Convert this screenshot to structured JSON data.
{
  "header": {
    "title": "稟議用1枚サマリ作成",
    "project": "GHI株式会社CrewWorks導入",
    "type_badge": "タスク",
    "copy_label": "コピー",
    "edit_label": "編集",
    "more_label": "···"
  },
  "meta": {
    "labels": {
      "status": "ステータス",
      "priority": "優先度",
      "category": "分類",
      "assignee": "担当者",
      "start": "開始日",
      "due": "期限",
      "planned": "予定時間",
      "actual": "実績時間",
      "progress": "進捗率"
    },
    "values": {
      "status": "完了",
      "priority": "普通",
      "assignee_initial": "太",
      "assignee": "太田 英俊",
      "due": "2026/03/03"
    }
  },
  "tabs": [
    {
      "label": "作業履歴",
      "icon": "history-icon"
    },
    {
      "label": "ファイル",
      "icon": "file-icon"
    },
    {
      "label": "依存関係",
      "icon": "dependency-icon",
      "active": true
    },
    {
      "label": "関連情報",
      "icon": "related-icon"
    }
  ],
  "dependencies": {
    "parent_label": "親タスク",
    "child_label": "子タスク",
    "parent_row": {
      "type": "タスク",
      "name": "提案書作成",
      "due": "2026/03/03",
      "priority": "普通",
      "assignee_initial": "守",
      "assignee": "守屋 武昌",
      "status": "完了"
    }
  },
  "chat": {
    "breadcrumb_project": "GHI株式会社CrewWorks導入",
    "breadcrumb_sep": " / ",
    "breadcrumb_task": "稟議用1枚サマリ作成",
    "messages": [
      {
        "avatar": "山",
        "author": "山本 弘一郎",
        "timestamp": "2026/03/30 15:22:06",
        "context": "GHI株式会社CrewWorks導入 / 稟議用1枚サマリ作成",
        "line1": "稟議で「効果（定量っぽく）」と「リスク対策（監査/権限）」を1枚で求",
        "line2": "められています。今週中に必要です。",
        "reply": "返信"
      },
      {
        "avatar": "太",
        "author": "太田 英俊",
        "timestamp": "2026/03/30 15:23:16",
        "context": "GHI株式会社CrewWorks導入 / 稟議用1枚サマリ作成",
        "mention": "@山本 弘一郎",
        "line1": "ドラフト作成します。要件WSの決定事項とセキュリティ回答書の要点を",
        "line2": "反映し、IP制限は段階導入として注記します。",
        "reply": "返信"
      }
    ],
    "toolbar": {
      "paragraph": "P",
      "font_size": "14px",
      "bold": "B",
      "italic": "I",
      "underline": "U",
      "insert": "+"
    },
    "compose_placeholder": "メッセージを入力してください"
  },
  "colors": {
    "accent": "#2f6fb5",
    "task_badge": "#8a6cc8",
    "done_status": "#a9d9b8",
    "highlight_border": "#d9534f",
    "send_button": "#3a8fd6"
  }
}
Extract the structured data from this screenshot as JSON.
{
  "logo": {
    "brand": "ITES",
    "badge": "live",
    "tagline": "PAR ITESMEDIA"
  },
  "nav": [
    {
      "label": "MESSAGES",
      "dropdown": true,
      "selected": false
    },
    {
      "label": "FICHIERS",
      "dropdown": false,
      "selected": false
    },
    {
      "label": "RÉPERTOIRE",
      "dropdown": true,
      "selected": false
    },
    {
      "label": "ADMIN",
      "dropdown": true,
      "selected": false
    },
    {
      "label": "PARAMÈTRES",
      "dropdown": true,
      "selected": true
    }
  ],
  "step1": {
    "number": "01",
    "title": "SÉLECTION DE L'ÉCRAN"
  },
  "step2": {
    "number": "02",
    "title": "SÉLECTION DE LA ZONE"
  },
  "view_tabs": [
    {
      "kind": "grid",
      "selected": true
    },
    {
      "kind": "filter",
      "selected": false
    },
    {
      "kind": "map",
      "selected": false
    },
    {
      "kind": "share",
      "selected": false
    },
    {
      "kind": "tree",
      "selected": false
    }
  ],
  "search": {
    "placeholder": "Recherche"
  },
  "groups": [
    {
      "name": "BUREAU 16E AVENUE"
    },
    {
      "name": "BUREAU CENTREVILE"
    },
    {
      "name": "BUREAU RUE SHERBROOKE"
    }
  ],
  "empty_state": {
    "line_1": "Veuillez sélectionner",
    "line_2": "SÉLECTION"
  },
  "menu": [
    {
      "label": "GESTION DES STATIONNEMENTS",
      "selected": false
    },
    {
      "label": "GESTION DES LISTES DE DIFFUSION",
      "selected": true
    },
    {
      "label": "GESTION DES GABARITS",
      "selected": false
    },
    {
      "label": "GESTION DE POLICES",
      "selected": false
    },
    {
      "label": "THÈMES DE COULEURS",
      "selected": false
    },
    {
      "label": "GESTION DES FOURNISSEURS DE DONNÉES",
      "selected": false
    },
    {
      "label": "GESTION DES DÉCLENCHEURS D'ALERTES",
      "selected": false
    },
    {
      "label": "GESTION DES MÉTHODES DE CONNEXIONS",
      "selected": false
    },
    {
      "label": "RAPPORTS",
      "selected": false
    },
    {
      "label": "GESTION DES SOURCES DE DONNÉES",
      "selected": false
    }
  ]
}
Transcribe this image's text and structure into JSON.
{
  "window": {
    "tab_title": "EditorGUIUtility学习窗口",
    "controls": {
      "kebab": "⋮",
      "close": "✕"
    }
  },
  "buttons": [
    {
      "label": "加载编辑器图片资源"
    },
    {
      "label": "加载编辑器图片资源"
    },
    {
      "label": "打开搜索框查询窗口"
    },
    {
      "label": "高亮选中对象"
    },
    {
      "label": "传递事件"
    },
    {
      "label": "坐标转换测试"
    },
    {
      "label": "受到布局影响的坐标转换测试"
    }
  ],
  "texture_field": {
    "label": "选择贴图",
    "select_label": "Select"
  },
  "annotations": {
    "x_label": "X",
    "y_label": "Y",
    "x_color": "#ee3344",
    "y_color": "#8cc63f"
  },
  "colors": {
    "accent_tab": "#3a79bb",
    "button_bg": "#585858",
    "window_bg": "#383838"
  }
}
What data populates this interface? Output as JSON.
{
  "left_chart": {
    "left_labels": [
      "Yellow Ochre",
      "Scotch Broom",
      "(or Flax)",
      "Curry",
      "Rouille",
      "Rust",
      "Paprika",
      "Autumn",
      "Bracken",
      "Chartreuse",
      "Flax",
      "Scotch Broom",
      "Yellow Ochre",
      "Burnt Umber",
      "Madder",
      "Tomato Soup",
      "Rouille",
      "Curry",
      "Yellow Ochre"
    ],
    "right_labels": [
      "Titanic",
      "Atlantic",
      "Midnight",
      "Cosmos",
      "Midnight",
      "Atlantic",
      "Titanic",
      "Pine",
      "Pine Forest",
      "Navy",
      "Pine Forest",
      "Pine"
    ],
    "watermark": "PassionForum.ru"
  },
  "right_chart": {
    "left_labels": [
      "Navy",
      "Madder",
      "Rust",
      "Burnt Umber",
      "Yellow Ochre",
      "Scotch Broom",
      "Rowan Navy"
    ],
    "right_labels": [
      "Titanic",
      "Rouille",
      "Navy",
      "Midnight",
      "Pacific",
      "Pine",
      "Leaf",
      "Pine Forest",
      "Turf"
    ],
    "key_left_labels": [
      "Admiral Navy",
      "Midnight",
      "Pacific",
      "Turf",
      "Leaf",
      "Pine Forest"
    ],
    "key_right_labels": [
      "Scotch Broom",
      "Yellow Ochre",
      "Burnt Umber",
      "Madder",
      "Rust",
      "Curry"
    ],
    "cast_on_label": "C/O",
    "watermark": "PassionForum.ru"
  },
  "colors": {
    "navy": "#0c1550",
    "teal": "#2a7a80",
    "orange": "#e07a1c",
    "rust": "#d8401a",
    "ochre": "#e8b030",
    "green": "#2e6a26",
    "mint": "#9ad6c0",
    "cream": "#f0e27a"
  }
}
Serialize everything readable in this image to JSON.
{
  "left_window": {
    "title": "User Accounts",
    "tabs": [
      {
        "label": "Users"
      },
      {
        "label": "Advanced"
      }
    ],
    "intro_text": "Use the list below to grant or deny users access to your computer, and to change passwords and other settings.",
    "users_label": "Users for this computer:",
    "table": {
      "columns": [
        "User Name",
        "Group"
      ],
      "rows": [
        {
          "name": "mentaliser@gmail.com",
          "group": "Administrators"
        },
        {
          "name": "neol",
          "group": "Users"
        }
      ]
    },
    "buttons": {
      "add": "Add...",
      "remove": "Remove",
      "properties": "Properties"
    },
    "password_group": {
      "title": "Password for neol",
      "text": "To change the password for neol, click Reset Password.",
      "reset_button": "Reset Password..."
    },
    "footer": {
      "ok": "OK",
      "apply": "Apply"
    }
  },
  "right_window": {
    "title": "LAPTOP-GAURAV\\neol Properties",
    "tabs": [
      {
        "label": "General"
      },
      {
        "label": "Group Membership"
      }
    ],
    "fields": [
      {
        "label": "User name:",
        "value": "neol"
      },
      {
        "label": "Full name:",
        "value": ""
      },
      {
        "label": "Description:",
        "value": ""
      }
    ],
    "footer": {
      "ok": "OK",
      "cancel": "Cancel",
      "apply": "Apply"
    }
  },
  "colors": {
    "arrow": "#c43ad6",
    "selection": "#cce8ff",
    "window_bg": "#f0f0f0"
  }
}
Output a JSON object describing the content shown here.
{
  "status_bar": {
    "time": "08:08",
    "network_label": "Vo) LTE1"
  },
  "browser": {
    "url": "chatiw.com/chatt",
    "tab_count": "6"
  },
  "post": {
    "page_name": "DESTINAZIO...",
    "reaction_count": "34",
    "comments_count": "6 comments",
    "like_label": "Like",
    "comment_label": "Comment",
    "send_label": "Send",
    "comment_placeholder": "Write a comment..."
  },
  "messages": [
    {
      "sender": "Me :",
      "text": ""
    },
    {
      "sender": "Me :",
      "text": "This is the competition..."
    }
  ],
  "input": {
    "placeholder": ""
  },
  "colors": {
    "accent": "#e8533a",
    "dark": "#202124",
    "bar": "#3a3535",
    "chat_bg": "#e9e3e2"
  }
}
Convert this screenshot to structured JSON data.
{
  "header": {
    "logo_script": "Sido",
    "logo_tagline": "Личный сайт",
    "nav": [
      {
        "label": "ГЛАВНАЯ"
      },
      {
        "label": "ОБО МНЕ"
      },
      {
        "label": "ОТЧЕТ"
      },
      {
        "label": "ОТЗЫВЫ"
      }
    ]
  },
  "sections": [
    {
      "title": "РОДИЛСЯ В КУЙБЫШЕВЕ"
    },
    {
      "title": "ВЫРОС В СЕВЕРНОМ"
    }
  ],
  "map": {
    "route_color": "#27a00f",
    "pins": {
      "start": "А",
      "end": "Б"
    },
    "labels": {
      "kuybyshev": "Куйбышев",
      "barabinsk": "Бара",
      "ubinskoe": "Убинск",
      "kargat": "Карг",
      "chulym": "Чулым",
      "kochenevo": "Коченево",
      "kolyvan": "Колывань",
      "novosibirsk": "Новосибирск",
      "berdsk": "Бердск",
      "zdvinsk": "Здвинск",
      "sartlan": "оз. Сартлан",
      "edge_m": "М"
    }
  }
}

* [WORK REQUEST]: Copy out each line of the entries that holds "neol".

* [SOLUTION TO THIS PROBLEM]:
          "name": "neol",
      "title": "Password for neol",
      "text": "To change the password for neol, click Reset Password.",
    "title": "LAPTOP-GAURAV\\neol Properties",
        "value": "neol"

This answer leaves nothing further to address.